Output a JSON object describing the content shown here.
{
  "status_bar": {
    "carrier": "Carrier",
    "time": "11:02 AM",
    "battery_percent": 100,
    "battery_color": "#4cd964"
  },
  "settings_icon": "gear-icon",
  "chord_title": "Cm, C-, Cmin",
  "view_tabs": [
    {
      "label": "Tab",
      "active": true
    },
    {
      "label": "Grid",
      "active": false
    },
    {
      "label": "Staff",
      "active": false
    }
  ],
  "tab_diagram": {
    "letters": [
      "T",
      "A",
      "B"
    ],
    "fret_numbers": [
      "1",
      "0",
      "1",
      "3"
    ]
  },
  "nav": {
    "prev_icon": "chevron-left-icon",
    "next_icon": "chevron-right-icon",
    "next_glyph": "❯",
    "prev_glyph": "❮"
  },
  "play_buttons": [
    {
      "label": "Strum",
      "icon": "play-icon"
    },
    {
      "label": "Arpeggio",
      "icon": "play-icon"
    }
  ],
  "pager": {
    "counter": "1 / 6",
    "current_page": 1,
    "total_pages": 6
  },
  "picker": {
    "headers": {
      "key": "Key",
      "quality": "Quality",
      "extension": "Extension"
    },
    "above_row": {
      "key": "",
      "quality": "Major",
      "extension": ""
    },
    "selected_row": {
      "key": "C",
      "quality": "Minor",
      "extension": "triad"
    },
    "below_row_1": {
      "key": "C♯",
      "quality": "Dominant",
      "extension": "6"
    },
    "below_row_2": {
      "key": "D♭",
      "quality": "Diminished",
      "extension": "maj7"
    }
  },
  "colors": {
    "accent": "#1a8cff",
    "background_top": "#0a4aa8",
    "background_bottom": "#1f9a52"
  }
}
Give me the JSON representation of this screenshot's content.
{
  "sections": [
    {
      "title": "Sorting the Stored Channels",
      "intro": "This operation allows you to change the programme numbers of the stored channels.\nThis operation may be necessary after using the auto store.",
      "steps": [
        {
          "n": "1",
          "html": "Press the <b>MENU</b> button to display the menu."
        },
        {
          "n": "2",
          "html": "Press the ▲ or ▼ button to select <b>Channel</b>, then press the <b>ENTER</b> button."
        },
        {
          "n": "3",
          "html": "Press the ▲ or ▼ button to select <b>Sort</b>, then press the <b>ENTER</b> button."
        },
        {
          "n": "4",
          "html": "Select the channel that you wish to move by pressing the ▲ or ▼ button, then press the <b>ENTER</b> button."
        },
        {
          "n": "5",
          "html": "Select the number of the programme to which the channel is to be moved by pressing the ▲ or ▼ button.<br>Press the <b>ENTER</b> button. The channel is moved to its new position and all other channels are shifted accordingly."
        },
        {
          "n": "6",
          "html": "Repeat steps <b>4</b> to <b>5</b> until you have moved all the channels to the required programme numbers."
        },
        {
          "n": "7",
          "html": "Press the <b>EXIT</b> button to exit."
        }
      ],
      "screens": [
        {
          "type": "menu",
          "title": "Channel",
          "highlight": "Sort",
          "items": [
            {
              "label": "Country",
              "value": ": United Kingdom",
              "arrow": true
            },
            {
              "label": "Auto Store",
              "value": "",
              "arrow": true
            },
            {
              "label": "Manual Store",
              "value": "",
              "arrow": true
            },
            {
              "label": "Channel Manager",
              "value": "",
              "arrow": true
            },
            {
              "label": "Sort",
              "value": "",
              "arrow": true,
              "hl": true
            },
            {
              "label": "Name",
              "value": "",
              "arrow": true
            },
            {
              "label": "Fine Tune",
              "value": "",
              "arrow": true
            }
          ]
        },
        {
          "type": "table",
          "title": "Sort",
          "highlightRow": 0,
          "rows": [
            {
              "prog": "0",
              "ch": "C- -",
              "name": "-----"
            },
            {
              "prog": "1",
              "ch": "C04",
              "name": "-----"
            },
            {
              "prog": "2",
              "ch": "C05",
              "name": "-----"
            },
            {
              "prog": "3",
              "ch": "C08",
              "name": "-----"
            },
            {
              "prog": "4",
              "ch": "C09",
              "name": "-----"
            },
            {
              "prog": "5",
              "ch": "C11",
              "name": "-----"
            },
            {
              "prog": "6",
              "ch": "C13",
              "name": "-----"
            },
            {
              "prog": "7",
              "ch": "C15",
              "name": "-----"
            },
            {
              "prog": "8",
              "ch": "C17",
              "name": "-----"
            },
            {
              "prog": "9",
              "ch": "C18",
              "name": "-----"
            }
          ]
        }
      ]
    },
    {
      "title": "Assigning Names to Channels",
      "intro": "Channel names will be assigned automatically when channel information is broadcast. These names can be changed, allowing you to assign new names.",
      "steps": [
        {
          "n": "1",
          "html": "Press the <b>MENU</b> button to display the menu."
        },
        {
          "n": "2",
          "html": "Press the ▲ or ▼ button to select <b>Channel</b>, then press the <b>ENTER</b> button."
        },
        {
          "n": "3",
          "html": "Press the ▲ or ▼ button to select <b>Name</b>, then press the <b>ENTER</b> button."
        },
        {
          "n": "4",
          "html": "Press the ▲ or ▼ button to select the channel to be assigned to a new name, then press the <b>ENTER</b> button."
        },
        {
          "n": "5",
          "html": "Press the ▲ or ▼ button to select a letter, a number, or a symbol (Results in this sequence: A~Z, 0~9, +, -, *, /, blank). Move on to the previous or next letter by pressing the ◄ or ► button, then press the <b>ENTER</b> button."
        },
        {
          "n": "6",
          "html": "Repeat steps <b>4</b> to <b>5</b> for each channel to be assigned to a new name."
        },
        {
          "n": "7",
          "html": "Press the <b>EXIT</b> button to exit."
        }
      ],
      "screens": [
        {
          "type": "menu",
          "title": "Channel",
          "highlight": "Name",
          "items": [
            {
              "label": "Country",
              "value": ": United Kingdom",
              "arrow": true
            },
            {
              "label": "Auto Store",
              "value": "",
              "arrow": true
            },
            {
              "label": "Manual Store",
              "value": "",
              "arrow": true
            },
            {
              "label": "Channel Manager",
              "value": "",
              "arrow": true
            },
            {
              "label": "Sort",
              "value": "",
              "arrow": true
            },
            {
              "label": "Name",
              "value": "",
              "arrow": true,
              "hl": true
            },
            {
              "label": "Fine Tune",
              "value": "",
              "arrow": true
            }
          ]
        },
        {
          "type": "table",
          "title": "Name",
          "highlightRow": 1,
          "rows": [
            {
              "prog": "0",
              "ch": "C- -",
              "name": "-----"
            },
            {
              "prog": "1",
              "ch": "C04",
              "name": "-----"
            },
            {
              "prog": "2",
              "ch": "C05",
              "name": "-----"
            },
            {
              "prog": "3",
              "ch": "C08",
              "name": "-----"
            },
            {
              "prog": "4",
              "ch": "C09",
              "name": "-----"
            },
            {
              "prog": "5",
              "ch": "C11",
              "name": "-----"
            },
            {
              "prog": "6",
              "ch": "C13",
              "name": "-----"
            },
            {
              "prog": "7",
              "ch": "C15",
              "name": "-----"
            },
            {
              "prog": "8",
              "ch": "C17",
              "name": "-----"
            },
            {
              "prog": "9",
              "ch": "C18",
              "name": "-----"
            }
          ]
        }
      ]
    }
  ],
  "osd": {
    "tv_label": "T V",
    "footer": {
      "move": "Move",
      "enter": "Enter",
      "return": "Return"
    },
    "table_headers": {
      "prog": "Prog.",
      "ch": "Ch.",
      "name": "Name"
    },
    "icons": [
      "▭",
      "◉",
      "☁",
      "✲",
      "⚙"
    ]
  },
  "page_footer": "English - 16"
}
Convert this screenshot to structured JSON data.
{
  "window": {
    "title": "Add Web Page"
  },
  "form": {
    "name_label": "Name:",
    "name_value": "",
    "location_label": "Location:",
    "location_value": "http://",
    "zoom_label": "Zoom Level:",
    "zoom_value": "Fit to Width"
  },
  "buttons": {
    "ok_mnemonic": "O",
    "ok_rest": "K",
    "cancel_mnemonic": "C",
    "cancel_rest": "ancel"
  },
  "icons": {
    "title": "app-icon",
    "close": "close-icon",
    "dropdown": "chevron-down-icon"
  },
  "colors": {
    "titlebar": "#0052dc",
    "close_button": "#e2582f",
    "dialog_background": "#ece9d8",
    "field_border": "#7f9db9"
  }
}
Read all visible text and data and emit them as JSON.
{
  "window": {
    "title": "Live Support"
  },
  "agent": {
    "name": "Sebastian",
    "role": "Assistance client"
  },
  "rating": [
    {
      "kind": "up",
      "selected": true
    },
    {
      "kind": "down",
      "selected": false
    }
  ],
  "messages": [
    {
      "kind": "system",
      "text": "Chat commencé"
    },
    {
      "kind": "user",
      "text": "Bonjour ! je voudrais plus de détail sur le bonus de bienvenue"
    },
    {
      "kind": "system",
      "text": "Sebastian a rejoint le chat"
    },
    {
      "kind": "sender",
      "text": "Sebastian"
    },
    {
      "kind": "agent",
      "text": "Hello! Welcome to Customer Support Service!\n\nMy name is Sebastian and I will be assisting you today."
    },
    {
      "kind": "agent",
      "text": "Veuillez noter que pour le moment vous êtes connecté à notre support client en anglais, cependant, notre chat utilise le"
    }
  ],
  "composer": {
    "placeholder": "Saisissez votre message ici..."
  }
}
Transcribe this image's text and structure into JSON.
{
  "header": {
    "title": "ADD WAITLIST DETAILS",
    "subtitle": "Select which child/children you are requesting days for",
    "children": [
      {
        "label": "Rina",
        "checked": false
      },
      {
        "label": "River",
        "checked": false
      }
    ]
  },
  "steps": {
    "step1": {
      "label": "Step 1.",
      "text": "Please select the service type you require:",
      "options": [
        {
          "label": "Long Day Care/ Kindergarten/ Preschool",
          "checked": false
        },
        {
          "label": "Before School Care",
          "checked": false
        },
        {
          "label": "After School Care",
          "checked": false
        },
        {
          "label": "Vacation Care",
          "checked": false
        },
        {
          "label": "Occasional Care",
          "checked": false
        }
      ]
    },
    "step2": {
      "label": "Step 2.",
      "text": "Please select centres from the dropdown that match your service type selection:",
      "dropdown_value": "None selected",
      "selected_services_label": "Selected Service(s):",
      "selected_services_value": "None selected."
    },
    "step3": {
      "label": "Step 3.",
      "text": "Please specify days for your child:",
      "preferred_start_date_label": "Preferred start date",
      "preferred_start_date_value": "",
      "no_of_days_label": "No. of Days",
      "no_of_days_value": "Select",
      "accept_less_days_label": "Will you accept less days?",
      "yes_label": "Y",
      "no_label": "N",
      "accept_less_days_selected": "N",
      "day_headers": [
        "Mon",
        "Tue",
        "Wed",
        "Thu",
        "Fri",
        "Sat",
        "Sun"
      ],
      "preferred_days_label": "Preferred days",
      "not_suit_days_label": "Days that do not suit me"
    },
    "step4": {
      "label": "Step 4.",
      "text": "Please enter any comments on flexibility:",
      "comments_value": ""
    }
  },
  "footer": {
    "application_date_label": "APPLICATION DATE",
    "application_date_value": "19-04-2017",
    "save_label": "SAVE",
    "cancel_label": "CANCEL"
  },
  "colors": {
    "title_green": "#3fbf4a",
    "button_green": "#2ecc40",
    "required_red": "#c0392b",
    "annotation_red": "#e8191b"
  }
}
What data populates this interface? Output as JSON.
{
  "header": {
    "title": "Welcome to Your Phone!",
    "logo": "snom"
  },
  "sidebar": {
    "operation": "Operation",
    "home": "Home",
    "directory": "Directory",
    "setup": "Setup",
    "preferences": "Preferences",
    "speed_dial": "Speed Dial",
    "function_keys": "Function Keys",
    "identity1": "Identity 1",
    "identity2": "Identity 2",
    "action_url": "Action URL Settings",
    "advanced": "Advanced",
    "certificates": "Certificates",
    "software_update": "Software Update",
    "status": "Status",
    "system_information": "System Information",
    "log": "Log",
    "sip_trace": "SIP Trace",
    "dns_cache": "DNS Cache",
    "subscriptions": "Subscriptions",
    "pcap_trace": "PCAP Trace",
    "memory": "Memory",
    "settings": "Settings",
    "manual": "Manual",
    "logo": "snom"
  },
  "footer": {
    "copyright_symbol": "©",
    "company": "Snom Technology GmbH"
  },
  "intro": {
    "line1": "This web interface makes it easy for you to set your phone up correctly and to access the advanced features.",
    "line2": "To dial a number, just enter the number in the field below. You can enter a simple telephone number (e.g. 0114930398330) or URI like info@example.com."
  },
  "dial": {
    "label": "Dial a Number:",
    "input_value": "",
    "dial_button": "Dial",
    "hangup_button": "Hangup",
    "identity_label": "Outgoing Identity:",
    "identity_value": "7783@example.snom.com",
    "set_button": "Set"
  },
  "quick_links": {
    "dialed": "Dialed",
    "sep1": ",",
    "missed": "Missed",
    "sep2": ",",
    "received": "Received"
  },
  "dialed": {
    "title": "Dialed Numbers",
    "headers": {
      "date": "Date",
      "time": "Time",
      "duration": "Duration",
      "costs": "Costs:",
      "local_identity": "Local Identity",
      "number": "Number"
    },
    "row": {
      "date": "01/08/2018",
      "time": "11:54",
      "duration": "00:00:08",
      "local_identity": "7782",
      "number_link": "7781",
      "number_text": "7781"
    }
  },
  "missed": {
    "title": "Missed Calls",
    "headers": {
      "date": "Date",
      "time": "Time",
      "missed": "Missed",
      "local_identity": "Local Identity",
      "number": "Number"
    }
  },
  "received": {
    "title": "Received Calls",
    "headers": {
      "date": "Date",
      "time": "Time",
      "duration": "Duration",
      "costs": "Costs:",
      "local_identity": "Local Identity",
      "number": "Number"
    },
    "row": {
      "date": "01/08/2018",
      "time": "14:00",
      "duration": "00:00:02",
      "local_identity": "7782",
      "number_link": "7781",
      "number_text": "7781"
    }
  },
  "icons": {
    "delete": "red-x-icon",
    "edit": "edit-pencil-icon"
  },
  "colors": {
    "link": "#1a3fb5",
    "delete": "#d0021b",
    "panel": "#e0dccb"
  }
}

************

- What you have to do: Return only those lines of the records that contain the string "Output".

- Your response:
Output a JSON object describing the content shown here.
What data populates this interface? Output as JSON.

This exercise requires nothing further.